On Sun, Apr 8, 2012 at 11:10 AM, Manuel López-Ibáñez <lopeziba...@gmail.com> wrote: > On 8 April 2012 17:14, Gabriel Dos Reis <g...@integrable-solutions.net> wrote: >> On Sun, Apr 8, 2012 at 7:06 AM, Manuel López-Ibáñez >> <lopeziba...@gmail.com> wrote: >>> On 8 April 2012 06:09, Jason Merrill <ja...@redhat.com> wrote: >>>> On 04/07/2012 06:29 PM, Manuel López-Ibáńez wrote: >>>>> >>>>> I'll be happy to change it to whatever is more understandable. I think >>>>> in CSS is called "padding". >>>> >>>> >>>> That wouldn't be any clearer; my confusion was that I thought you were >>>> padding the right side of the source line, but you aren't; you are only >>>> making sure that the caret isn't too close to the edge of the terminal.
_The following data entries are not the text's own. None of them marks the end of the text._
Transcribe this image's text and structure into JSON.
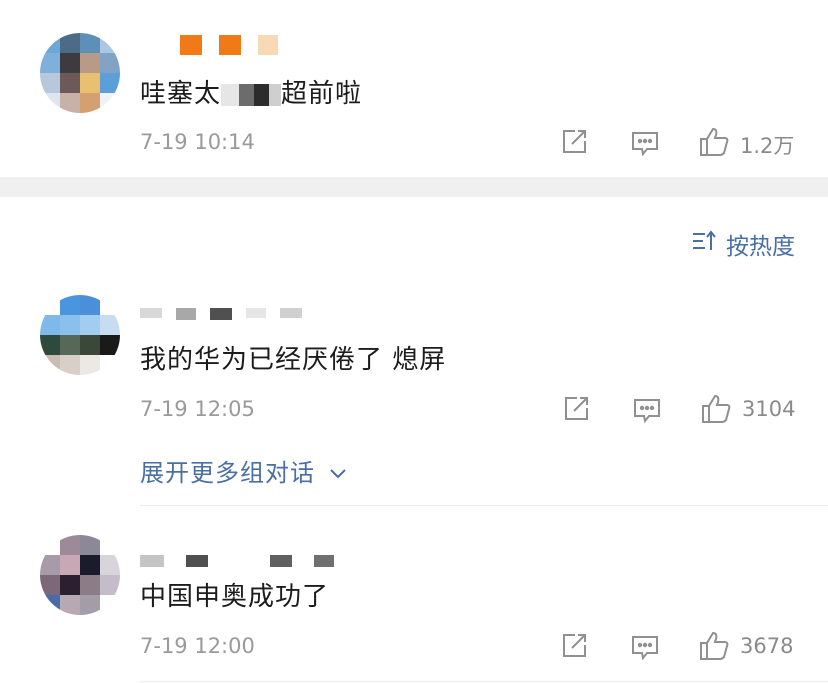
{
  "comments": [
    {
      "text": "哇塞太",
      "text_tail": "超前啦",
      "time": "7-19 10:14",
      "likes": "1.2万"
    },
    {
      "text": "我的华为已经厌倦了 熄屏",
      "time": "7-19 12:05",
      "likes": "3104",
      "expand_label": "展开更多组对话"
    },
    {
      "text": "中国申奥成功了",
      "time": "7-19 12:00",
      "likes": "3678"
    }
  ],
  "sort": {
    "label": "按热度"
  },
  "icons": {
    "share": "share-icon",
    "comment": "comment-icon",
    "like": "thumbs-up-icon",
    "sort": "sort-icon",
    "chevron": "chevron-down-icon"
  },
  "colors": {
    "link": "#4a6fa5",
    "divider": "#f0f0f0",
    "text": "#1c1c1c",
    "muted": "#9a9a9a"
  }
}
No >>>> need to change anything here. >>>> >>>>> +getenv_columns (void) >>>> >>>> >>>> I had been thinking to check COLUMNS once at the beginning of compilation; >>>> I >>>> don't think the value can change while the compiler is running since we >>>> don't respond to SIGWINCH. And let's use this value in >>>> c_common_initialize_diagnostics, too. >>> >>> That code is useless. >> >> I do not understand what you by that. Could you elaborate? >> c-family/ChangeLog says it was split out of c_common_init_options. > > I mean it has no effect because cxx_initialize_diagnostics overrides > it before returning. Step in that function and you will see > diagnostic_line_cutoff (context) change from 0 to 80 to 0.
OK. > >>> It is overridden by cxx_initialize_diagnostics >>> (line 2429). It is not strange that nobody noticed this because the >>> pretty-printer code is hard to understand and impossible to debug. >> >> I find the syllogism a bit specious. > > Sorry, I didn't express myself in the best way out of frustration. I > mean that the pretty-printer code is quite complex since there are > many interacting parts, it emulates inheritance in plain C, and there > is no encapsulation, so variables are sometimes modified directly and > other times by using various functions. The abundant use of > preprocessor macros as accessors and for implementing inheritance > makes quite hard to debug the code in gdb. But this is a well-known > problem of the whole GCC codebase. Probably, there is no better way to > implement the same functionality in plain C, or perhaps gdb is not > powerful enough, or perhaps I am using it incorrectly. In any case, I > am having a very hard time following how the various pretty-printers > are initialized. Many of the pretty printer macros were introduced to abstract away direct access to the fields. The fact that some fields are accessed directly in client codes is a bug in client codes, not a feature of the pretty printer interface. Alas C does not provide a convenient access control, so these access violations go undetected when they slip through careful reviews. GDB has support for macros but it true that debugging macro-based interfaces require some gymnastics, and this one is no exception. > >>> I'd rather not touch it if I can avoid it. >>> >>> I am not even sure if that is the correct way to set the line-cut-off >>> in PP. The option fmessage-length uses pp_set_line_maximum_length. Who >>> knows what is the correct way? >> >> The documentation of pp_base_set_line_maximum_length says: >> >> /* Sets the number of maximum characters per line PRETTY-PRINTER can >> output in line-wrapping mode. A LENGTH value 0 suppresses >> line-wrapping. */ > > So when is it appropriate to use > > diagnostic_line_cutoff (context) = 80; > > like in the above code? First let me say this: if you are doing diagnostics with caret, then you do not want line wrapping, otherwise it gets a bit ugly. So you need a way to tell the diagnostic outputter that you do not want line wrap. diagnostic_line_cutoff suggests the maximum number of characters that the diagnostic outputter could send before emitting a newline to begin line wrap. 0 suggests no line wrap. So, I would not try to reuse that field -- otherwise, it can get messed up. You suggested in your previous mail to use a distinct field to store the width the terminal; I think that is a better option. > >>> Also, using COLUMNS to initialize pp's line-cut-off will change the >>> current default (which is unlimited despite what invoke.texi says). >>> >>> I can add "locus_max_width" to diagnostic_context, and use >>> getenv_columns to initialize it once. Would that be ok? >> >> I am not sure how its semantics would differ from pp_line_cutoff >> but if you are going to disable line-wrapping mode (which this >> effectively does), then the structure pp_wrapping_mode_t is >> where to place this kind of information. > > Actually, what Jason is proposing is to initialize line_cutoff to > getevn("COLUMNS") if present or to unlimited if not, and then use that > for the caret diagnostic. I see two problems with this: > > * We change the current default, which is no line-wrapping ever. > > * Where should the default be set? By each FE? by diagnostic.c? by > pretty-printer.c? > I would suggest the front-ends that want it. If all front ends want it then it makes sense to set it once for all in diagnostic.c.